#### ABOUT THIS EXERCISE:
Say how many lines of the data contain "midoriyama", and nothing more.

#### AVAILABLE DATA:
>>>
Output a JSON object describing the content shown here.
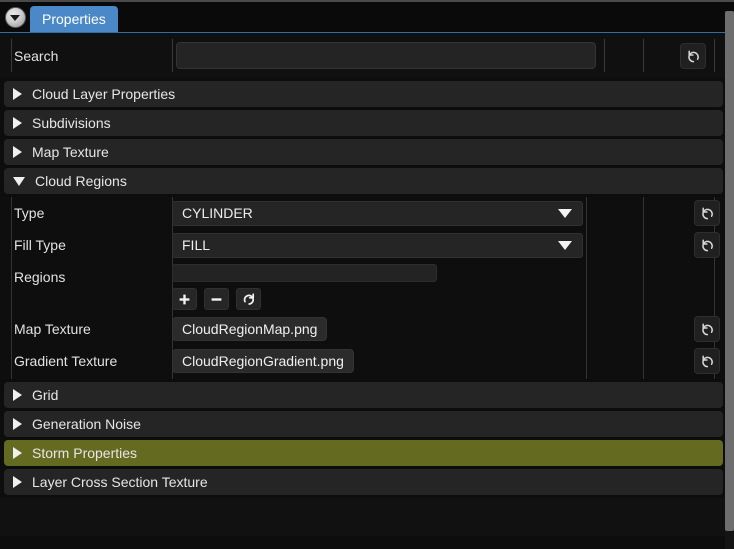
{
  "window": {
    "tab_label": "Properties",
    "menu_icon": "dropdown-circle-icon",
    "accent_color": "#4a88c7",
    "highlight_color": "#646a20",
    "panel_background": "#0d0d0d"
  },
  "search": {
    "label": "Search",
    "value": "",
    "placeholder": "",
    "revert_icon": "revert-arrow-icon"
  },
  "sections": [
    {
      "label": "Cloud Layer Properties",
      "expanded": false,
      "highlighted": false
    },
    {
      "label": "Subdivisions",
      "expanded": false,
      "highlighted": false
    },
    {
      "label": "Map Texture",
      "expanded": false,
      "highlighted": false
    },
    {
      "label": "Cloud Regions",
      "expanded": true,
      "highlighted": false
    },
    {
      "label": "Grid",
      "expanded": false,
      "highlighted": false
    },
    {
      "label": "Generation Noise",
      "expanded": false,
      "highlighted": false
    },
    {
      "label": "Storm Properties",
      "expanded": false,
      "highlighted": true
    },
    {
      "label": "Layer Cross Section Texture",
      "expanded": false,
      "highlighted": false
    }
  ],
  "cloud_regions": {
    "type_row": {
      "label": "Type",
      "value": "CYLINDER",
      "options": [
        "CYLINDER"
      ],
      "caret_icon": "chevron-down-icon",
      "revert_icon": "revert-arrow-icon"
    },
    "fill_type_row": {
      "label": "Fill Type",
      "value": "FILL",
      "options": [
        "FILL"
      ],
      "caret_icon": "chevron-down-icon",
      "revert_icon": "revert-arrow-icon"
    },
    "regions_row": {
      "label": "Regions",
      "value": "",
      "add_label": "+",
      "remove_label": "−",
      "reset_icon": "refresh-icon"
    },
    "map_texture_row": {
      "label": "Map Texture",
      "value": "CloudRegionMap.png",
      "revert_icon": "revert-arrow-icon"
    },
    "gradient_texture_row": {
      "label": "Gradient Texture",
      "value": "CloudRegionGradient.png",
      "revert_icon": "revert-arrow-icon"
    }
  }
}
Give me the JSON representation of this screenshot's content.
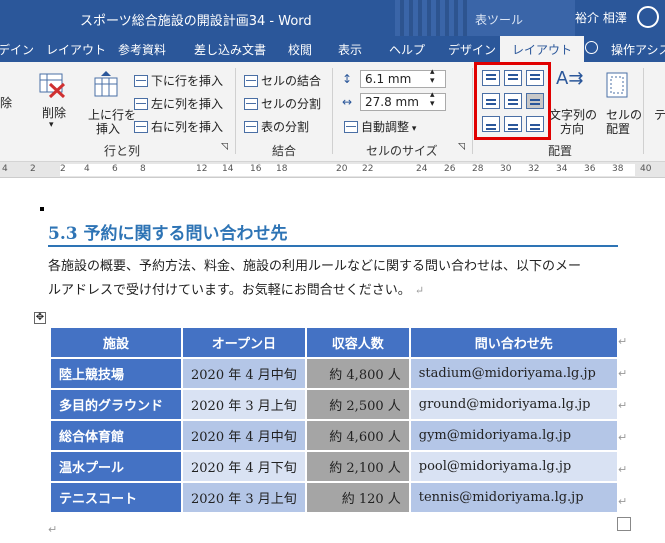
{
  "titlebar": {
    "doc_title": "スポーツ総合施設の開設計画34  -  Word",
    "context_label": "表ツール",
    "user": "裕介 相澤"
  },
  "tabs": [
    "デイン",
    "レイアウト",
    "参考資料",
    "差し込み文書",
    "校閲",
    "表示",
    "ヘルプ",
    "デザイン",
    "レイアウト",
    "操作アシス"
  ],
  "ribbon": {
    "delete_frag": "除",
    "delete": "削除",
    "insert_above": "上に行を",
    "insert_above2": "挿入",
    "insert_below": "下に行を挿入",
    "insert_left": "左に列を挿入",
    "insert_right": "右に列を挿入",
    "group_rows": "行と列",
    "merge_cells": "セルの結合",
    "split_cells": "セルの分割",
    "split_table": "表の分割",
    "group_merge": "結合",
    "height": "6.1 mm",
    "width": "27.8 mm",
    "autofit": "自動調整",
    "group_size": "セルのサイズ",
    "text_direction": "文字列の",
    "text_direction2": "方向",
    "cell_margins": "セルの",
    "cell_margins2": "配置",
    "group_align": "配置",
    "right_frag": "テ"
  },
  "ruler": [
    "4",
    "2",
    "2",
    "4",
    "6",
    "8",
    "12",
    "14",
    "16",
    "18",
    "20",
    "22",
    "24",
    "26",
    "28",
    "30",
    "32",
    "34",
    "36",
    "38",
    "40"
  ],
  "document": {
    "heading": "5.3   予約に関する問い合わせ先",
    "para_line1": "各施設の概要、予約方法、料金、施設の利用ルールなどに関する問い合わせは、以下のメー",
    "para_line2": "ルアドレスで受け付けています。お気軽にお問合せください。",
    "para_mark": "↵"
  },
  "table": {
    "headers": [
      "施設",
      "オープン日",
      "収容人数",
      "問い合わせ先"
    ],
    "rows": [
      [
        "陸上競技場",
        "2020 年 4 月中旬",
        "約 4,800 人",
        "stadium@midoriyama.lg.jp"
      ],
      [
        "多目的グラウンド",
        "2020 年 3 月上旬",
        "約 2,500 人",
        "ground@midoriyama.lg.jp"
      ],
      [
        "総合体育館",
        "2020 年 4 月中旬",
        "約 4,600 人",
        "gym@midoriyama.lg.jp"
      ],
      [
        "温水プール",
        "2020 年 4 月下旬",
        "約 2,100 人",
        "pool@midoriyama.lg.jp"
      ],
      [
        "テニスコート",
        "2020 年 3 月上旬",
        "約 120 人",
        "tennis@midoriyama.lg.jp"
      ]
    ]
  },
  "colors": {
    "word_blue": "#2b579a",
    "header_fill": "#4472c4",
    "heading_color": "#2e74b5",
    "highlight": "#e00000"
  }
}
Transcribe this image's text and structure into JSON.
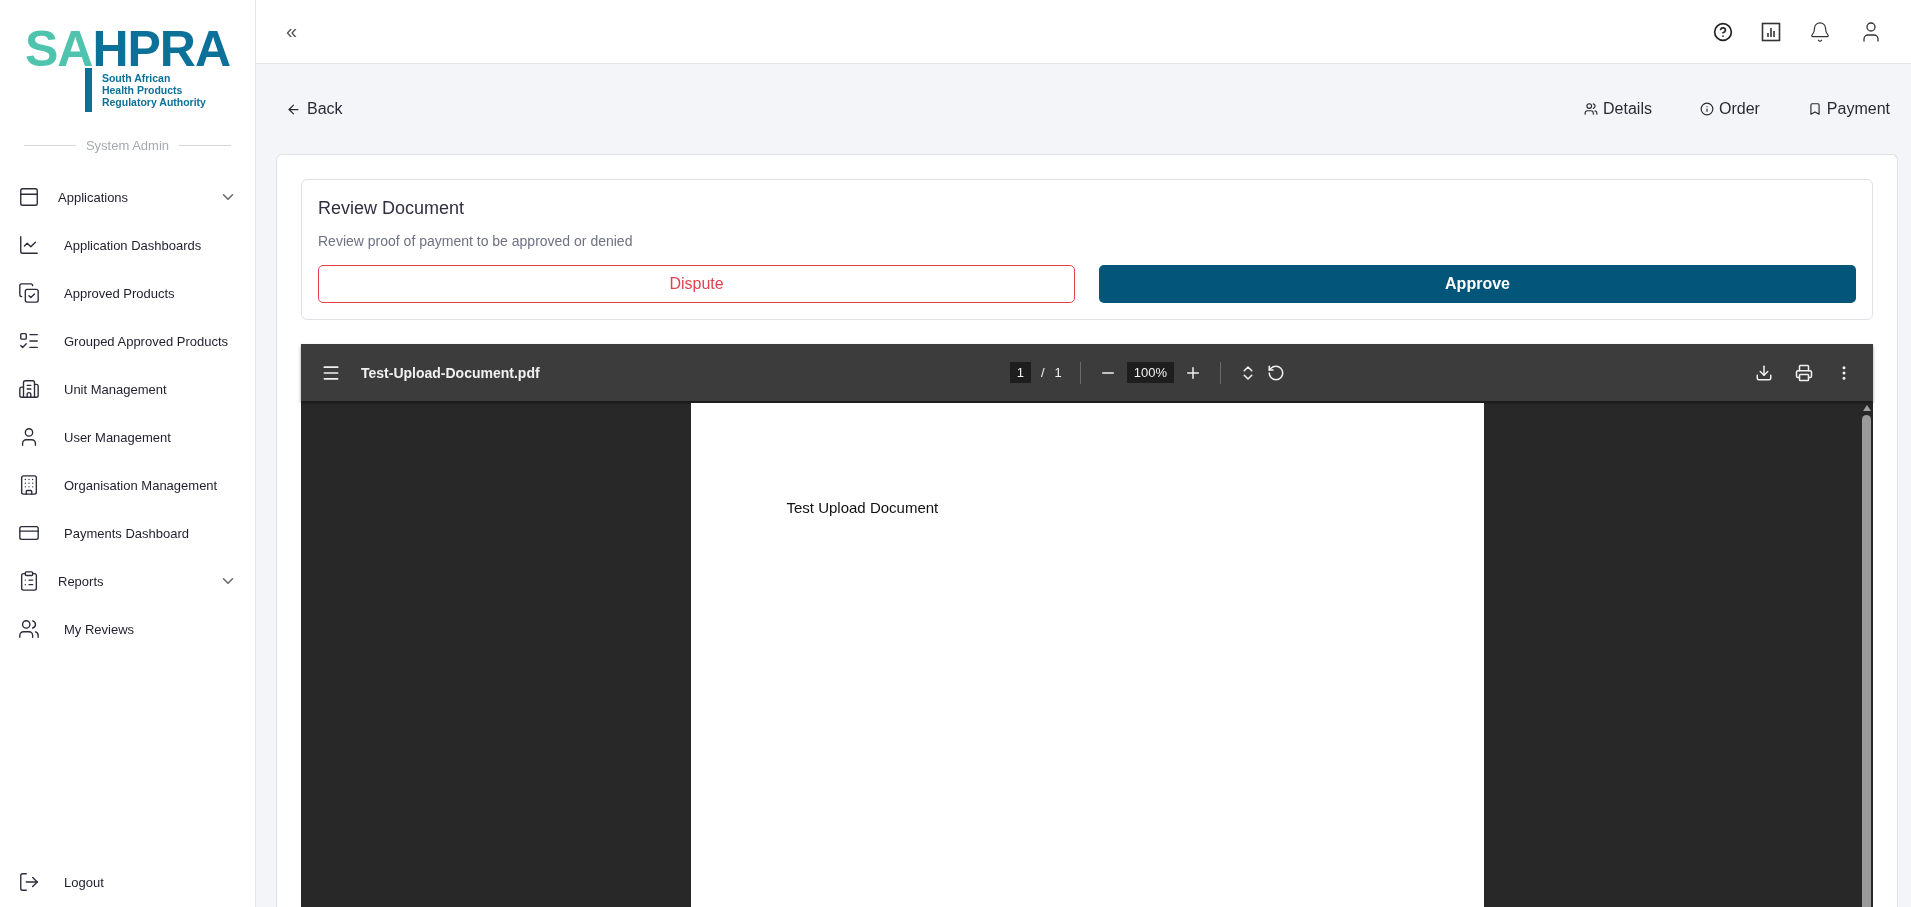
{
  "logo": {
    "mark_left": "SA",
    "mark_right": "HPRA",
    "tagline": [
      "South African",
      "Health Products",
      "Regulatory Authority"
    ]
  },
  "sidebar": {
    "role": "System Admin",
    "items": [
      {
        "kind": "group",
        "label": "Applications"
      },
      {
        "kind": "link",
        "label": "Application Dashboards"
      },
      {
        "kind": "link",
        "label": "Approved Products"
      },
      {
        "kind": "link",
        "label": "Grouped Approved Products"
      },
      {
        "kind": "link",
        "label": "Unit Management"
      },
      {
        "kind": "link",
        "label": "User Management"
      },
      {
        "kind": "link",
        "label": "Organisation Management"
      },
      {
        "kind": "link",
        "label": "Payments Dashboard"
      },
      {
        "kind": "group",
        "label": "Reports"
      },
      {
        "kind": "link",
        "label": "My Reviews"
      }
    ],
    "logout": "Logout"
  },
  "topbar": {
    "collapse": "«"
  },
  "page": {
    "back": "Back",
    "tabs": [
      "Details",
      "Order",
      "Payment"
    ]
  },
  "review": {
    "title": "Review Document",
    "subtitle": "Review proof of payment to be approved or denied",
    "dispute": "Dispute",
    "approve": "Approve"
  },
  "pdf": {
    "filename": "Test-Upload-Document.pdf",
    "page": "1",
    "separator": "/",
    "pages": "1",
    "zoom": "100%",
    "content": "Test Upload Document"
  }
}
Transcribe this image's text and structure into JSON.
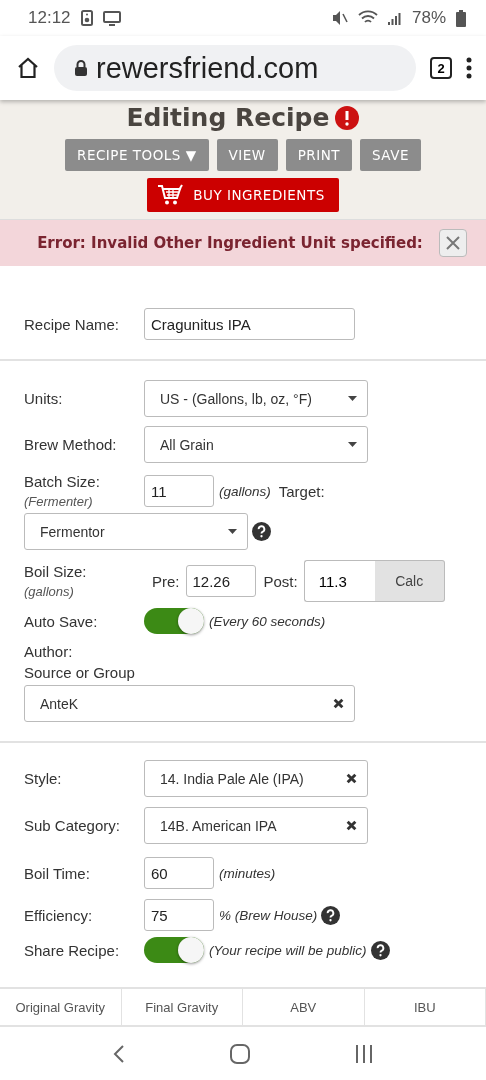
{
  "status_bar": {
    "time": "12:12",
    "battery": "78%"
  },
  "browser": {
    "url": "rewersfriend.com",
    "tab_count": "2"
  },
  "header": {
    "title": "Editing Recipe",
    "buttons": [
      {
        "label": "RECIPE TOOLS ▼"
      },
      {
        "label": "VIEW"
      },
      {
        "label": "PRINT"
      },
      {
        "label": "SAVE"
      }
    ],
    "buy_button": "BUY INGREDIENTS"
  },
  "error": {
    "message": "Error: Invalid Other Ingredient Unit specified:"
  },
  "recipe_name": {
    "label": "Recipe Name:",
    "value": "Cragunitus IPA"
  },
  "units": {
    "label": "Units:",
    "value": "US - (Gallons, lb, oz, °F)"
  },
  "brew_method": {
    "label": "Brew Method:",
    "value": "All Grain"
  },
  "batch_size": {
    "label": "Batch Size:",
    "sublabel": "(Fermenter)",
    "value": "11",
    "unit": "(gallons)",
    "target_label": "Target:",
    "target_value": "Fermentor"
  },
  "boil_size": {
    "label": "Boil Size:",
    "sublabel": "(gallons)",
    "pre_label": "Pre:",
    "pre_value": "12.26",
    "post_label": "Post:",
    "post_value": "11.3",
    "calc_button": "Calc"
  },
  "auto_save": {
    "label": "Auto Save:",
    "on": true,
    "note": "(Every 60 seconds)"
  },
  "author": {
    "label": "Author:"
  },
  "source": {
    "label": "Source or Group",
    "value": "AnteK"
  },
  "style": {
    "label": "Style:",
    "value": "14. India Pale Ale (IPA)"
  },
  "sub_category": {
    "label": "Sub Category:",
    "value": "14B. American IPA"
  },
  "boil_time": {
    "label": "Boil Time:",
    "value": "60",
    "unit": "(minutes)"
  },
  "efficiency": {
    "label": "Efficiency:",
    "value": "75",
    "unit": "% (Brew House)"
  },
  "share_recipe": {
    "label": "Share Recipe:",
    "on": true,
    "note": "(Your recipe will be public)"
  },
  "stats_tabs": [
    {
      "label": "Original Gravity"
    },
    {
      "label": "Final Gravity"
    },
    {
      "label": "ABV"
    },
    {
      "label": "IBU"
    }
  ]
}
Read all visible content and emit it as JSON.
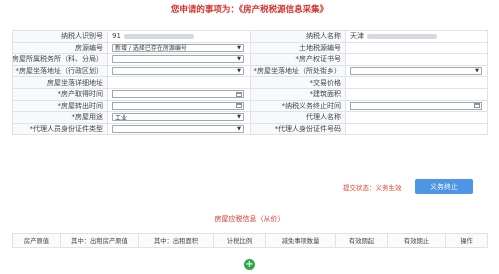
{
  "page": {
    "title": "您申请的事项为：《房产税税源信息采集》"
  },
  "form": {
    "taxpayer_id_label": "纳税人识别号",
    "taxpayer_id_value": "91",
    "taxpayer_name_label": "纳税人名称",
    "taxpayer_name_value": "天津",
    "property_no_label": "房源编号",
    "property_no_select": "新增 / 选择已存在房源编号",
    "land_tax_no_label": "土地税源编号",
    "tax_office_label": "*房屋所属税务所（科、分局）",
    "property_cert_label": "*房产权证书号",
    "address_admin_label": "*房屋坐落地址（行政区划）",
    "address_street_label": "*房屋坐落地址（所处街乡）",
    "address_detail_label": "房屋坐落详细地址",
    "trade_price_label": "*交易价格",
    "acquire_time_label": "*房产取得时间",
    "building_area_label": "*建筑面积",
    "transfer_time_label": "*房屋转出时间",
    "tax_end_time_label": "*纳税义务终止时间",
    "usage_label": "*房屋用途",
    "usage_value": "工业",
    "agent_name_label": "代理人名称",
    "agent_id_type_label": "*代理人员身份证件类型",
    "agent_id_no_label": "*代理人身份证件号码"
  },
  "status": {
    "prefix": "提交状态：",
    "value": "义务生效"
  },
  "buttons": {
    "terminate": "义务终止",
    "add": "+"
  },
  "section": {
    "title": "房屋应税信息（从价）"
  },
  "table": {
    "headers": [
      "房产原值",
      "其中：出租房产原值",
      "其中：出租面积",
      "计税比例",
      "减免事项数量",
      "有效期起",
      "有效期止",
      "操作"
    ]
  },
  "icons": {
    "calendar": "calendar-icon",
    "dropdown": "chevron-down-icon",
    "add": "plus-circle-icon"
  },
  "colors": {
    "title_red": "#d9302a",
    "button_blue": "#4f95e6",
    "add_green": "#2aa844"
  }
}
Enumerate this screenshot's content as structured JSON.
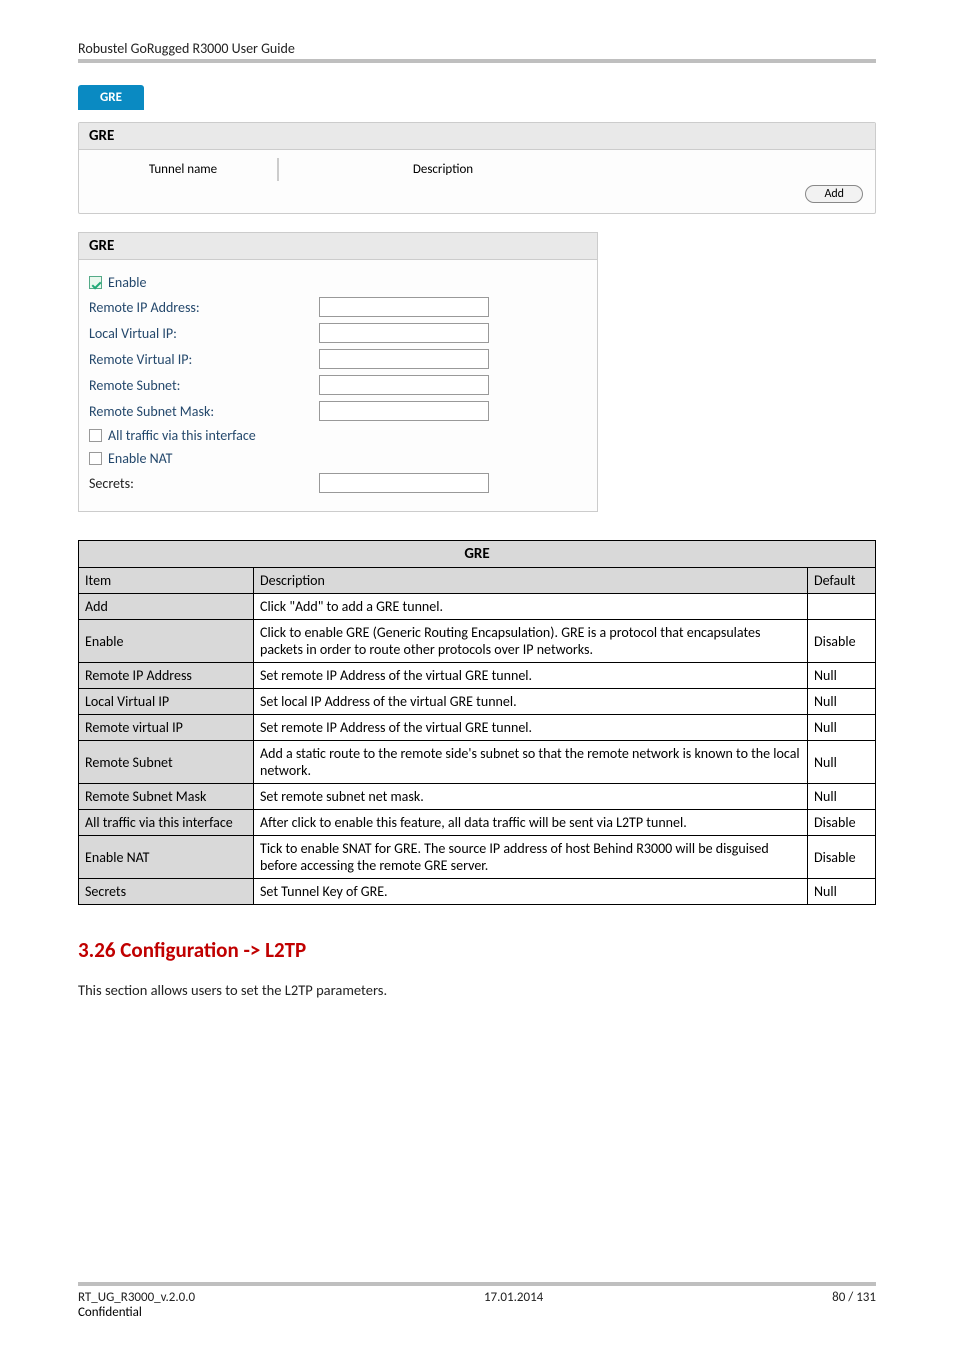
{
  "header": {
    "title": "Robustel GoRugged R3000 User Guide"
  },
  "tabs": {
    "gre": "GRE"
  },
  "block1": {
    "heading": "GRE",
    "col_tunnel": "Tunnel name",
    "col_desc": "Description",
    "add_btn": "Add"
  },
  "block2": {
    "heading": "GRE",
    "enable": "Enable",
    "remote_ip": "Remote IP Address:",
    "local_vip": "Local Virtual IP:",
    "remote_vip": "Remote Virtual IP:",
    "remote_subnet": "Remote Subnet:",
    "remote_mask": "Remote Subnet Mask:",
    "all_traffic": "All traffic via this interface",
    "enable_nat": "Enable NAT",
    "secrets": "Secrets:"
  },
  "table": {
    "title": "GRE",
    "col_item": "Item",
    "col_desc": "Description",
    "col_default": "Default",
    "rows": [
      {
        "item": "Add",
        "desc": "Click \"Add\" to add a GRE tunnel.",
        "def": ""
      },
      {
        "item": "Enable",
        "desc": "Click to enable GRE (Generic Routing Encapsulation). GRE is a protocol that encapsulates packets in order to route other protocols over IP networks.",
        "def": "Disable"
      },
      {
        "item": "Remote IP Address",
        "desc": "Set remote IP Address of the virtual GRE tunnel.",
        "def": "Null"
      },
      {
        "item": "Local Virtual IP",
        "desc": "Set local IP Address of the virtual GRE tunnel.",
        "def": "Null"
      },
      {
        "item": "Remote virtual IP",
        "desc": "Set remote IP Address of the virtual GRE tunnel.",
        "def": "Null"
      },
      {
        "item": "Remote Subnet",
        "desc": "Add a static route to the remote side's subnet so that the remote network is known to the local network.",
        "def": "Null"
      },
      {
        "item": "Remote Subnet Mask",
        "desc": "Set remote subnet net mask.",
        "def": "Null"
      },
      {
        "item": "All traffic via this interface",
        "desc": "After click to enable this feature, all data traffic will be sent via L2TP tunnel.",
        "def": "Disable"
      },
      {
        "item": "Enable NAT",
        "desc": "Tick to enable SNAT for GRE. The source IP address of host Behind R3000 will be disguised before accessing the remote GRE server.",
        "def": "Disable"
      },
      {
        "item": "Secrets",
        "desc": "Set Tunnel Key of GRE.",
        "def": "Null"
      }
    ]
  },
  "section": {
    "heading": "3.26  Configuration -> L2TP",
    "body": "This section allows users to set the L2TP parameters."
  },
  "footer": {
    "left": "RT_UG_R3000_v.2.0.0",
    "center": "17.01.2014",
    "right": "80 / 131",
    "conf": "Confidential"
  }
}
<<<
#### RESULT BELOW:
5